« Reply #3 on: February 19, 2006, 06:46 AM »
nice and shiny, colorful and flashy does not mean the user is unproductive. for some people minimalism and productivity are the same, for others they are not.

I think the users are most productive in the environment they created for themselves. sure, they might be not as fast as possible, but would they really *enjoy* "running at maximum rpm" in such a productivistic environment?

I spent a lot of time customizing my desktop: I have to find the right tools for a given task and have to get used to them; sometimes they have bugs so I need to choose something else which needs getting used to; my work environment changes so I might need a different desktop theme because the old LCD just doesnt cut it anymore with the old theme... So I spend time tweaking here and there, customizing this and that. Some people customize themselves to the working environment. I cannot say which way "better"; people are people, and people are different. Each person has his/her own unique way of dealing with the surroundings.

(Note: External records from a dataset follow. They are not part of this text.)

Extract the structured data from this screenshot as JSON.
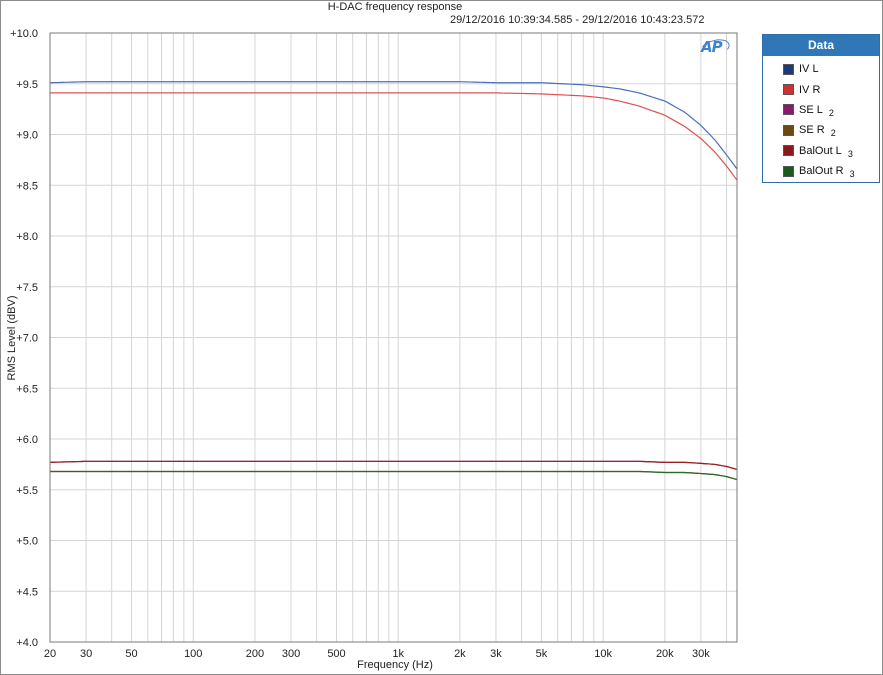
{
  "chart_data": {
    "type": "line",
    "title": "H-DAC frequency response",
    "subtitle": "29/12/2016 10:39:34.585 - 29/12/2016 10:43:23.572",
    "xlabel": "Frequency (Hz)",
    "ylabel": "RMS Level (dBV)",
    "xscale": "log",
    "xlim": [
      20,
      45000
    ],
    "ylim": [
      4.0,
      10.0
    ],
    "grid": true,
    "x_ticks": [
      20,
      30,
      50,
      100,
      200,
      300,
      500,
      1000,
      2000,
      3000,
      5000,
      10000,
      20000,
      30000
    ],
    "x_tick_labels": [
      "20",
      "30",
      "50",
      "100",
      "200",
      "300",
      "500",
      "1k",
      "2k",
      "3k",
      "5k",
      "10k",
      "20k",
      "30k"
    ],
    "y_ticks": [
      4.0,
      4.5,
      5.0,
      5.5,
      6.0,
      6.5,
      7.0,
      7.5,
      8.0,
      8.5,
      9.0,
      9.5,
      10.0
    ],
    "y_tick_labels": [
      "+4.0",
      "+4.5",
      "+5.0",
      "+5.5",
      "+6.0",
      "+6.5",
      "+7.0",
      "+7.5",
      "+8.0",
      "+8.5",
      "+9.0",
      "+9.5",
      "+10.0"
    ],
    "legend_title": "Data",
    "legend_position": "top-right",
    "series": [
      {
        "name": "IV L",
        "subscript": "",
        "color": "#4a6fb5",
        "swatch": "#1a3a7a",
        "points": [
          [
            20,
            9.51
          ],
          [
            30,
            9.52
          ],
          [
            1000,
            9.52
          ],
          [
            2000,
            9.52
          ],
          [
            3000,
            9.51
          ],
          [
            5000,
            9.51
          ],
          [
            8000,
            9.49
          ],
          [
            10000,
            9.47
          ],
          [
            12000,
            9.45
          ],
          [
            15000,
            9.41
          ],
          [
            20000,
            9.33
          ],
          [
            25000,
            9.22
          ],
          [
            30000,
            9.09
          ],
          [
            35000,
            8.95
          ],
          [
            40000,
            8.8
          ],
          [
            45000,
            8.66
          ]
        ]
      },
      {
        "name": "IV R",
        "subscript": "",
        "color": "#e05050",
        "swatch": "#d03030",
        "points": [
          [
            20,
            9.41
          ],
          [
            30,
            9.41
          ],
          [
            1000,
            9.41
          ],
          [
            2000,
            9.41
          ],
          [
            3000,
            9.41
          ],
          [
            5000,
            9.4
          ],
          [
            8000,
            9.38
          ],
          [
            10000,
            9.36
          ],
          [
            12000,
            9.33
          ],
          [
            15000,
            9.28
          ],
          [
            20000,
            9.19
          ],
          [
            25000,
            9.08
          ],
          [
            30000,
            8.96
          ],
          [
            35000,
            8.83
          ],
          [
            40000,
            8.69
          ],
          [
            45000,
            8.55
          ]
        ]
      },
      {
        "name": "SE L",
        "subscript": "2",
        "color": "#8a2a7a",
        "swatch": "#8a1a6a",
        "points": [
          [
            20,
            5.77
          ],
          [
            30,
            5.78
          ],
          [
            1000,
            5.78
          ],
          [
            10000,
            5.78
          ],
          [
            15000,
            5.78
          ],
          [
            20000,
            5.77
          ],
          [
            25000,
            5.77
          ],
          [
            30000,
            5.76
          ],
          [
            35000,
            5.75
          ],
          [
            40000,
            5.73
          ],
          [
            45000,
            5.7
          ]
        ]
      },
      {
        "name": "SE R",
        "subscript": "2",
        "color": "#6a5020",
        "swatch": "#6a4a10",
        "points": [
          [
            20,
            5.68
          ],
          [
            30,
            5.68
          ],
          [
            1000,
            5.68
          ],
          [
            10000,
            5.68
          ],
          [
            15000,
            5.68
          ],
          [
            20000,
            5.67
          ],
          [
            25000,
            5.67
          ],
          [
            30000,
            5.66
          ],
          [
            35000,
            5.65
          ],
          [
            40000,
            5.63
          ],
          [
            45000,
            5.6
          ]
        ]
      },
      {
        "name": "BalOut L",
        "subscript": "3",
        "color": "#9a2020",
        "swatch": "#8a1a1a",
        "points": [
          [
            20,
            5.77
          ],
          [
            30,
            5.78
          ],
          [
            1000,
            5.78
          ],
          [
            10000,
            5.78
          ],
          [
            15000,
            5.78
          ],
          [
            20000,
            5.77
          ],
          [
            25000,
            5.77
          ],
          [
            30000,
            5.76
          ],
          [
            35000,
            5.75
          ],
          [
            40000,
            5.73
          ],
          [
            45000,
            5.7
          ]
        ]
      },
      {
        "name": "BalOut R",
        "subscript": "3",
        "color": "#2a6a2a",
        "swatch": "#1a5a1a",
        "points": [
          [
            20,
            5.68
          ],
          [
            30,
            5.68
          ],
          [
            1000,
            5.68
          ],
          [
            10000,
            5.68
          ],
          [
            15000,
            5.68
          ],
          [
            20000,
            5.67
          ],
          [
            25000,
            5.67
          ],
          [
            30000,
            5.66
          ],
          [
            35000,
            5.65
          ],
          [
            40000,
            5.63
          ],
          [
            45000,
            5.6
          ]
        ]
      }
    ]
  }
}
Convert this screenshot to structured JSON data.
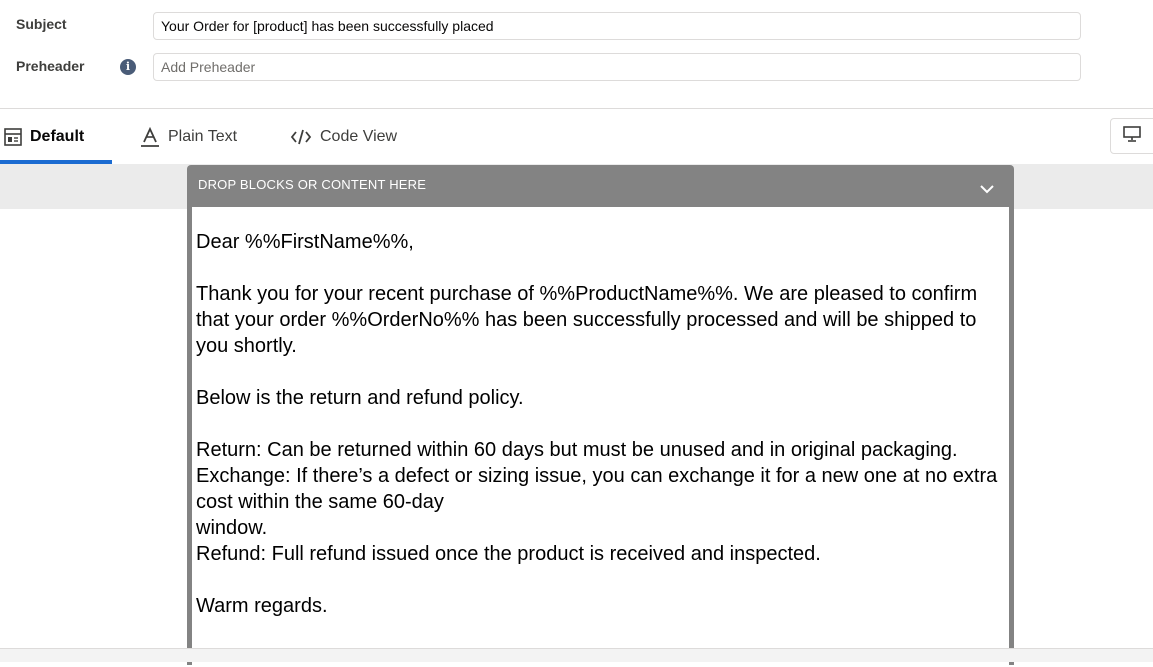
{
  "form": {
    "subject_label": "Subject",
    "subject_value": "Your Order for [product] has been successfully placed",
    "preheader_label": "Preheader",
    "preheader_placeholder": "Add Preheader",
    "info_symbol": "i"
  },
  "tabs": [
    {
      "label": "Default",
      "icon": "layout-icon",
      "active": true
    },
    {
      "label": "Plain Text",
      "icon": "text-a-icon",
      "active": false
    },
    {
      "label": "Code View",
      "icon": "code-icon",
      "active": false
    }
  ],
  "device_toggle": {
    "icon": "desktop-icon"
  },
  "dropzone": {
    "header": "DROP BLOCKS OR CONTENT HERE",
    "icon": "chevron-down-icon"
  },
  "email": {
    "greeting": "Dear %%FirstName%%,",
    "intro": "Thank you for your recent purchase of %%ProductName%%. We are pleased to confirm that your order %%OrderNo%% has been successfully processed and will be shipped to you shortly.",
    "policy_intro": "Below is the return and refund policy.",
    "return_line": "Return: Can be returned within 60 days but must be unused and in original packaging.",
    "exchange_line": "Exchange: If there’s a defect or sizing issue, you can exchange it for a new one at no extra cost within the same 60-day",
    "exchange_cont": "window.",
    "refund_line": "Refund: Full refund issued once the product is received and inspected.",
    "closing": "Warm regards."
  },
  "colors": {
    "accent": "#1b6bd1",
    "dropzone": "#838383",
    "info_icon": "#4a5c78"
  }
}
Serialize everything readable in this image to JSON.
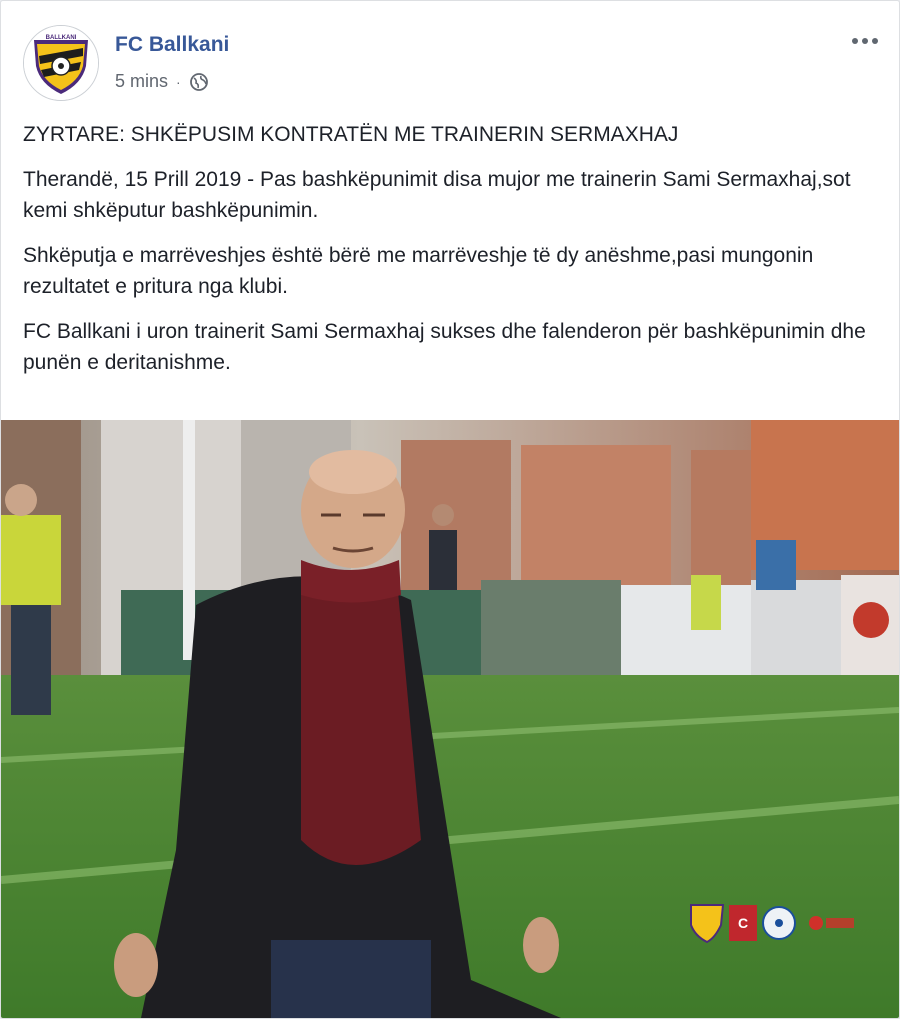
{
  "post": {
    "page_name": "FC Ballkani",
    "timestamp": "5 mins",
    "separator": "·",
    "privacy_icon": "globe-icon",
    "more_icon": "more-dots-icon"
  },
  "body": {
    "paragraphs": [
      "ZYRTARE: SHKËPUSIM KONTRATËN ME TRAINERIN SERMAXHAJ",
      "Therandë, 15 Prill 2019 - Pas bashkëpunimit disa mujor me trainerin Sami Sermaxhaj,sot kemi shkëputur bashkëpunimin.",
      "Shkëputja e marrëveshjes është bërë me marrëveshje të dy anëshme,pasi mungonin rezultatet e pritura nga klubi.",
      "FC Ballkani i uron trainerit Sami Sermaxhaj sukses dhe falenderon për bashkëpunimin dhe punën e deritanishme."
    ]
  },
  "colors": {
    "link": "#385898",
    "text": "#1d2129",
    "meta": "#616770",
    "club_yellow": "#f4c21a",
    "club_purple": "#4b2a7b"
  }
}
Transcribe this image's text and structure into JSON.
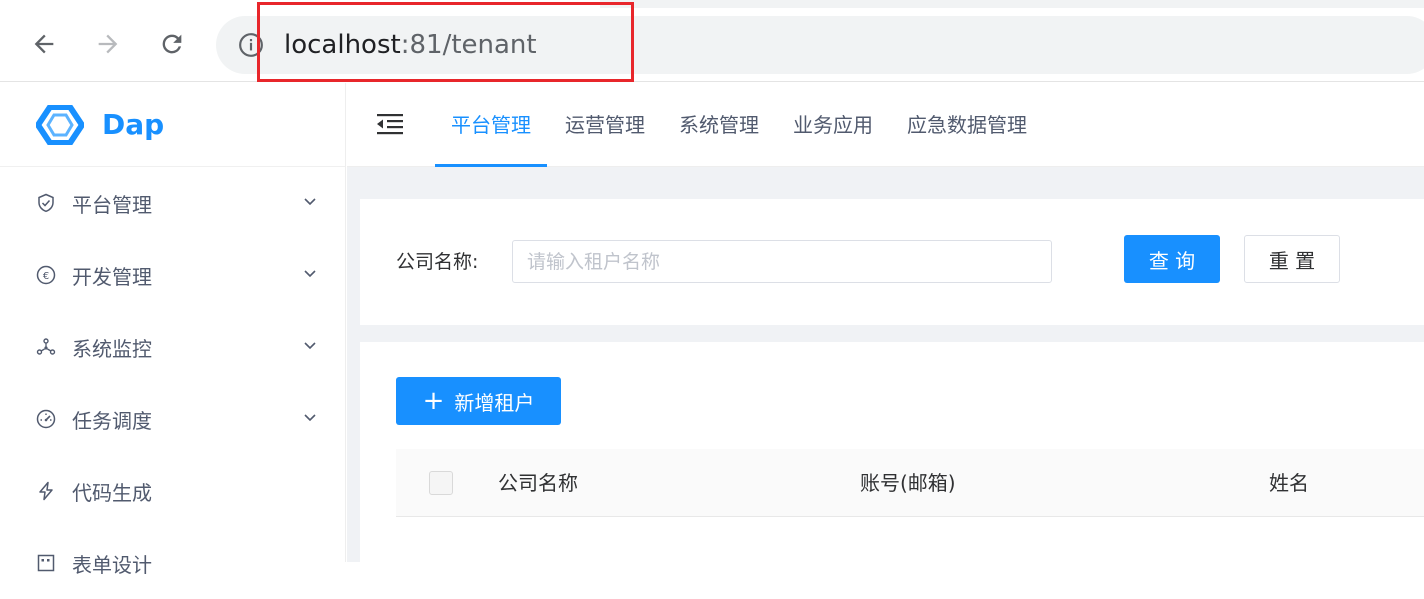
{
  "browser": {
    "url_host": "localhost",
    "url_rest": ":81/tenant"
  },
  "sidebar": {
    "logo_text": "Dap",
    "items": [
      {
        "label": "平台管理",
        "icon": "shield-check-icon",
        "has_arrow": true
      },
      {
        "label": "开发管理",
        "icon": "euro-circle-icon",
        "has_arrow": true
      },
      {
        "label": "系统监控",
        "icon": "cluster-icon",
        "has_arrow": true
      },
      {
        "label": "任务调度",
        "icon": "dashboard-gauge-icon",
        "has_arrow": true
      },
      {
        "label": "代码生成",
        "icon": "thunderbolt-icon",
        "has_arrow": false
      },
      {
        "label": "表单设计",
        "icon": "form-icon",
        "has_arrow": false
      }
    ]
  },
  "header": {
    "tabs": [
      {
        "label": "平台管理",
        "active": true
      },
      {
        "label": "运营管理",
        "active": false
      },
      {
        "label": "系统管理",
        "active": false
      },
      {
        "label": "业务应用",
        "active": false
      },
      {
        "label": "应急数据管理",
        "active": false
      }
    ]
  },
  "search": {
    "label": "公司名称:",
    "placeholder": "请输入租户名称",
    "value": "",
    "query_label": "查 询",
    "reset_label": "重 置"
  },
  "table": {
    "add_label": "新增租户",
    "columns": [
      "公司名称",
      "账号(邮箱)",
      "姓名"
    ]
  },
  "colors": {
    "primary": "#1890ff",
    "highlight_box": "#e8262b"
  }
}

It's getting kinda metaphorical towards the end but I hope to have made my point.